Element data from apps and pages
╭──

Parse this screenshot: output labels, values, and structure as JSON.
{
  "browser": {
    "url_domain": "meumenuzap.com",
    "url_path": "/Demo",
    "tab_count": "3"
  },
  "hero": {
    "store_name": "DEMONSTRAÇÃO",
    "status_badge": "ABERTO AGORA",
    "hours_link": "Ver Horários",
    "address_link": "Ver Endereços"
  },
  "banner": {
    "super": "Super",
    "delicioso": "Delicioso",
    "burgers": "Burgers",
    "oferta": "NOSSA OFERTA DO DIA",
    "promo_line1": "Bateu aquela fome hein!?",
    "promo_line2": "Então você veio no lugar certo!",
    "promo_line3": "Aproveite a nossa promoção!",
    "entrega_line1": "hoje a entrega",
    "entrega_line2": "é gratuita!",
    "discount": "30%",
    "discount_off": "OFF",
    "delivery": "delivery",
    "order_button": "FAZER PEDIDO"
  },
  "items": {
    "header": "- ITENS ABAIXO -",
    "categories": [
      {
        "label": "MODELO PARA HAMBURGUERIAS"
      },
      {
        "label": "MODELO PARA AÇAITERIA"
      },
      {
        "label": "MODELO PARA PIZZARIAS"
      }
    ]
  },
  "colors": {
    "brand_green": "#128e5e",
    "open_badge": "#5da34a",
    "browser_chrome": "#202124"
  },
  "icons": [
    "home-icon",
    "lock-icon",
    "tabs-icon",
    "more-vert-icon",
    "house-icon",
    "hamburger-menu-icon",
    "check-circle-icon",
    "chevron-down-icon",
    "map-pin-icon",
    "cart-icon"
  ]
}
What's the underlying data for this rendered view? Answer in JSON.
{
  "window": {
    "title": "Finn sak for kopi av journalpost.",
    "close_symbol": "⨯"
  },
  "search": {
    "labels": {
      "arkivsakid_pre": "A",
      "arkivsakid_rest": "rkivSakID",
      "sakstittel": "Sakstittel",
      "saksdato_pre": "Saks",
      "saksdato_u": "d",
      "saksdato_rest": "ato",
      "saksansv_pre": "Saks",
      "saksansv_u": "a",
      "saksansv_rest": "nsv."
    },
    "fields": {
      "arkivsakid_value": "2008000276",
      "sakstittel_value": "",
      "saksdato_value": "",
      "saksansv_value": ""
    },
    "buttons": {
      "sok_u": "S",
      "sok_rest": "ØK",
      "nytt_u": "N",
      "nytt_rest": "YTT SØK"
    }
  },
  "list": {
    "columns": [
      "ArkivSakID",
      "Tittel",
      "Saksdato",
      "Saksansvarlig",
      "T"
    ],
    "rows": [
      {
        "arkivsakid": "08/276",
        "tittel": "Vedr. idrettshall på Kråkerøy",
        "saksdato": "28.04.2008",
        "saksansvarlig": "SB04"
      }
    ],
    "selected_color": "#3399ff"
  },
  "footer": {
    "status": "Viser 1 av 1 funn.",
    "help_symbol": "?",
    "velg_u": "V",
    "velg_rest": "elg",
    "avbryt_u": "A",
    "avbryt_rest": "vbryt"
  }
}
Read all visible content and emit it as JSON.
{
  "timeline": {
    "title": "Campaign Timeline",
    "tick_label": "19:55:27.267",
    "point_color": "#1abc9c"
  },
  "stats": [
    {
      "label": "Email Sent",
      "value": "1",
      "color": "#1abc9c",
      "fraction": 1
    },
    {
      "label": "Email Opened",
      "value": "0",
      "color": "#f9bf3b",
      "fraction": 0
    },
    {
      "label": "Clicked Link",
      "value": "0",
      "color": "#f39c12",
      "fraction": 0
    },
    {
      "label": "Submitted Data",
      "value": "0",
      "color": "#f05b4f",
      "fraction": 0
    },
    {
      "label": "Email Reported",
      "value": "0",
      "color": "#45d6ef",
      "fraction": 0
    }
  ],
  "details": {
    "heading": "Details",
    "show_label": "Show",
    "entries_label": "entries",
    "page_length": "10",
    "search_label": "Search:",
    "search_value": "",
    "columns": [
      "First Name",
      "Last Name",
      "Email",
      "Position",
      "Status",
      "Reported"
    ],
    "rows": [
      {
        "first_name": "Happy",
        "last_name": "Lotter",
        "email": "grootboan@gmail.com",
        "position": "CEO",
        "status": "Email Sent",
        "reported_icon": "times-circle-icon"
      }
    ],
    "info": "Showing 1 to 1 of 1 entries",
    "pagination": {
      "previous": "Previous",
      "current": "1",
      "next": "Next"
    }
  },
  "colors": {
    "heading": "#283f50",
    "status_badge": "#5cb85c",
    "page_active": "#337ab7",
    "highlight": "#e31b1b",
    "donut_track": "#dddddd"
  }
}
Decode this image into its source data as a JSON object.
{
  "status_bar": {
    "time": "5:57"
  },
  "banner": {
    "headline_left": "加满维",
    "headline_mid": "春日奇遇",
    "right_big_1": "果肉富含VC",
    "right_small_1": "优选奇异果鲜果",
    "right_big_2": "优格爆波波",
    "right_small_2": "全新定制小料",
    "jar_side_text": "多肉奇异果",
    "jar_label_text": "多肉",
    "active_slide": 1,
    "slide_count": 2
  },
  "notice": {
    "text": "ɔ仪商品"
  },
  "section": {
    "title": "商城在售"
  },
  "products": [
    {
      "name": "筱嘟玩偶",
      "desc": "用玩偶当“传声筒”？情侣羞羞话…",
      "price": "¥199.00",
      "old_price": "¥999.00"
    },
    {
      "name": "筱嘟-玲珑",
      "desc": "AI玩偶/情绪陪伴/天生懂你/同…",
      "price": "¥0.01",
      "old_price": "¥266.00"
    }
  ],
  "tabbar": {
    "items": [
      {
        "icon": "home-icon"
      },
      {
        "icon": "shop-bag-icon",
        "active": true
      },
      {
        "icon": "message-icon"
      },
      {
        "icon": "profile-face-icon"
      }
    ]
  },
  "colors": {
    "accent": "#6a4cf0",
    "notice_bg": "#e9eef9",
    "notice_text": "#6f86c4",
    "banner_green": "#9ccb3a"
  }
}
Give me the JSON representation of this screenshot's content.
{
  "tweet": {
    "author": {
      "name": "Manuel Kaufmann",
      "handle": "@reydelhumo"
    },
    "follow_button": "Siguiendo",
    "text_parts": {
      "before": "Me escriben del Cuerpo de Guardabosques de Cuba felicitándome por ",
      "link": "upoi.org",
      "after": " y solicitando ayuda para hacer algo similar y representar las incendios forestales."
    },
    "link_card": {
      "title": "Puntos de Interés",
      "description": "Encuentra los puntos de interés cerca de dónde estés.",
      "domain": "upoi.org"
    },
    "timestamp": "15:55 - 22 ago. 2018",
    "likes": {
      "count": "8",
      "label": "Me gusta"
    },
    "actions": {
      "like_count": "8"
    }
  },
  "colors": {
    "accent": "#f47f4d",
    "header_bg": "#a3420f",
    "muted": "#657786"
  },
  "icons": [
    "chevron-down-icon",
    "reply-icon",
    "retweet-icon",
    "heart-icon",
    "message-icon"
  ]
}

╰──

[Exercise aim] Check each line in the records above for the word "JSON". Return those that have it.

[Exercise solution]
Parse this screenshot: output labels, values, and structure as JSON.
What's the underlying data for this rendered view? Answer in JSON.
Read all visible content and emit it as JSON.
Decode this image into its source data as a JSON object.
Give me the JSON representation of this screenshot's content.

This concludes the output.